A few weeks back, I had lunch with a brother who I had not seen in a long time. After covering good ground on life subjects, our conversation ended up reaching into matters of faith and theology. We ultimately came to discussing our thoughts on reformed doctrine: ecclesiology, the nature of Christ's atonement, and salvation. As we delved deeper into the theology, the more and more I grew wary of how esoteric some reformed terms are: Dispensationalism. Monergism. Eschatology. And the countless other words seminary students spout off in a small shedding of pride.
There's invariably a linguistic need to describe every distinct concept in Christian theology, as often times it helps us determine what's biblical and what's not. But as we use affixes and stems to construct our words, they get longer, more complicated, and ultimately reach a level of esotericism that can be perceived as horribly elitist, as if only the most biblically-trained theologians are worthy to understand them. That's why you'll never hear words like "traducianism" in the pew-- after all, what kind of lay congregation has any interest in hearing words more than three syllables long?
Much of this has led me to think about whether or not esoteric theology is beneficial for the church, or only for the inflated egos that dabble in it. To be sure, many complex terms refer to very simple literal concepts. Soteriology, for example, is nothing more than the study of Christ's salvation. Similarly, cessationism simply refers to the belief that the sign gifts of the apostolic age have ceased. There are, however, realms of theology where concepts are not as simple and incur much more speculation than biblical exegesis.
Take the debate of supralapsarianism and infralapsarianism, for example. While it, at its simplest, aims to discover how God logically decreed the order of predestination in relation to the fall of man, there has been far more enormous effort, not on properly exegeting biblical truth, but speculating as to the workings of the mind of God. While some will argue that it is a most important doctrinal debate, others may see it as a trivial and fruitless exercise, aimed only at attempting to comprehend the mysteries of God which have been deliberately withheld from us.
Ultimately, where do we draw the line between being learned scholars of God's word and being egotistic wordy theologians? An insightful post from Michigan pastor Bruce Buchanan addresses the point (in response to supralapsarianism vs. infralapsarianism):

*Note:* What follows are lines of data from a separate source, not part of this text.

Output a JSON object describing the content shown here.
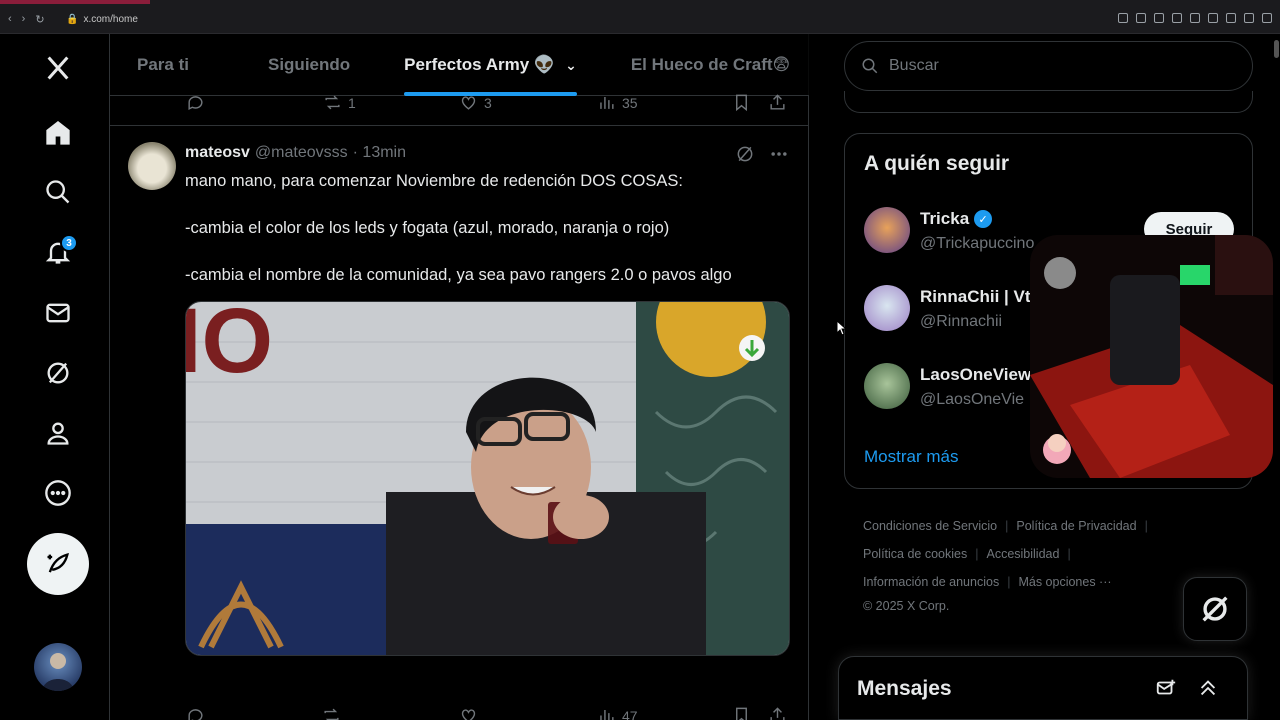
{
  "browser": {
    "url": "x.com/home"
  },
  "nav": {
    "items": [
      "home",
      "explore",
      "notifications",
      "messages",
      "grok",
      "profile",
      "more"
    ],
    "notifications_badge": "3"
  },
  "tabs": [
    {
      "label": "Para ti",
      "active": false
    },
    {
      "label": "Siguiendo",
      "active": false
    },
    {
      "label": "Perfectos Army 👽",
      "active": true
    },
    {
      "label": "El Hueco de Craft😨",
      "active": false
    }
  ],
  "prev_tweet": {
    "replies": "",
    "retweets": "1",
    "likes": "3",
    "views": "35"
  },
  "tweet": {
    "name": "mateosv",
    "handle": "@mateovsss",
    "time": "· 13min",
    "lines": [
      "mano mano, para comenzar Noviembre de redención DOS COSAS:",
      "-cambia el color de los leds y fogata  (azul, morado, naranja o rojo)",
      "-cambia el nombre de la comunidad, ya sea pavo rangers 2.0 o pavos algo"
    ],
    "media_text": "IO",
    "views": "47"
  },
  "search": {
    "placeholder": "Buscar"
  },
  "who_to_follow": {
    "title": "A quién seguir",
    "users": [
      {
        "name": "Tricka",
        "handle": "@Trickapuccino",
        "verified": true
      },
      {
        "name": "RinnaChii | Vt",
        "handle": "@Rinnachii",
        "verified": false
      },
      {
        "name": "LaosOneView",
        "handle": "@LaosOneVie",
        "verified": false
      }
    ],
    "follow_label": "Seguir",
    "show_more": "Mostrar más"
  },
  "footer": {
    "links": [
      "Condiciones de Servicio",
      "Política de Privacidad",
      "Política de cookies",
      "Accesibilidad",
      "Información de anuncios",
      "Más opciones ···"
    ],
    "copyright": "© 2025 X Corp."
  },
  "messages": {
    "title": "Mensajes"
  },
  "colors": {
    "accent": "#1d9bf0",
    "bg": "#000000",
    "muted": "#71767b"
  }
}
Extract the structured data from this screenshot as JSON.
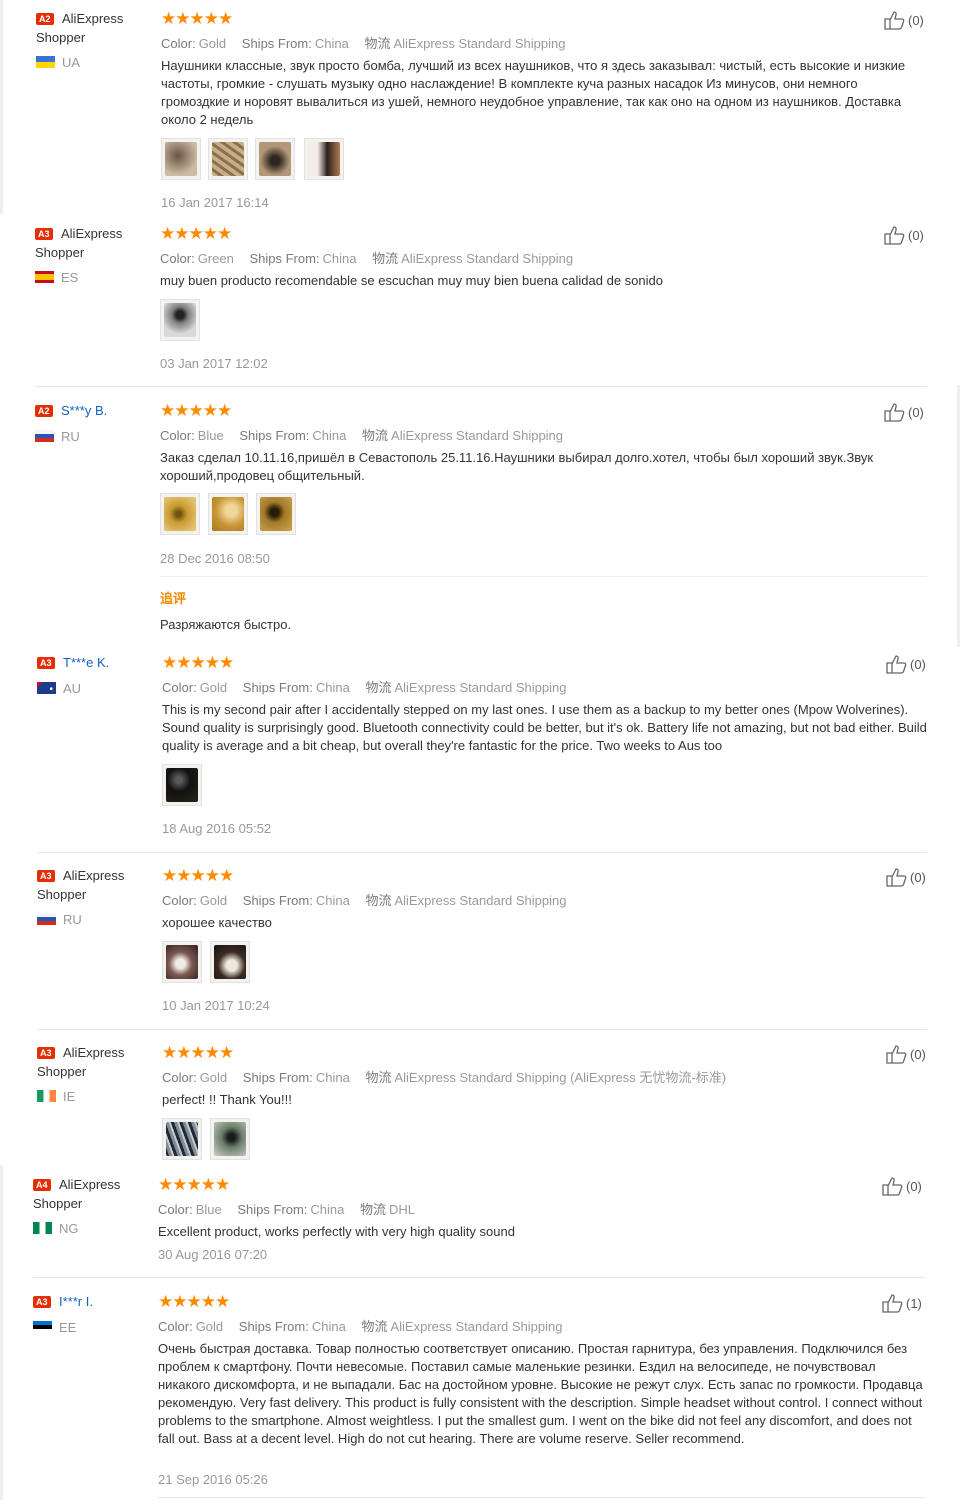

Reformed Theology is "rigorous," that is, it presses the hard questions and seeks the clearest Scriptural answers, and receives that teaching submissively no matter how much the response challenges the natural (i.e. fallen) mind. Most people who reject, say, the doctrine of predestination don't do so because it isn't biblical (after all, the plain term is part of the text); but because they don't LIKE the facts or implications of the doctrine, and *voila* it must not be true (because, heaven knows if I don't LIKE something, it must not be so...).
But RT in its truest form has always had sufficient room to admit the limits of theology. Just because a question can be raised, thought about in relation to biblical data, and an answer offered, does not mean that a black-and-white, "rigorous" answer is available. The answer given may be "tentative," and must be "tentative" perhaps forever. How unfortunate, therefore, if the "tentative" answer is turned into a test of orthodoxy, or hardens into the "correct" answer for a given "camp" within RT. This is the objection that I believe stands behind Dabney's wistful observation that the energy expended in fighting for the "truth" of the matter is largely futile.
The infra/supra answers are essentially two ways of approaching the same question: one more "historical" (infralapsarian), the other more "logical" (supralapsarian). An argument over which of these is "better" isn't necessarily faulty, until it becomes abusive. If "logic" succeeds in marginalizing "history" as insignificant, it is a Pyrrhic victory of abstraction over creation. "History" has concrete lessons for airy constructs. If "history" marginalizes "logic," it likewise sacrifices the benefit that the Present or Future has in "informing," "judging," or "ordering" the Past. Both notions divided against one another are "linear" in their approach. But the subject with which both are interested (the mind of God) is not linear but whole (or omnidimensional), and defies human limits.
God accommodates his revelation to man, and his creaturely limitations. Therefore, it is possible to build sound and reliable theological constructions from the materials of special revelation, linear concepts slowly building a "whole" edifice, or a "whole" revelation: "For it is precept upon precept, precept upon precept, line upon line, line upon line, here a little, there a little," Is.28:10. This is the way we gain true understanding.
But on some questions we are left (again, maybe everlastingly) with a "Heisenberg principle" or a "wave/particle conundrum" (see a physics textbook), but in the realm of theology. And why should this be "bad"? It imposes a lesson on us that we must stop at the bounds God sets for us, and not travel beyond them. In the end, the infra/supra debate ought to be a lesson in humility.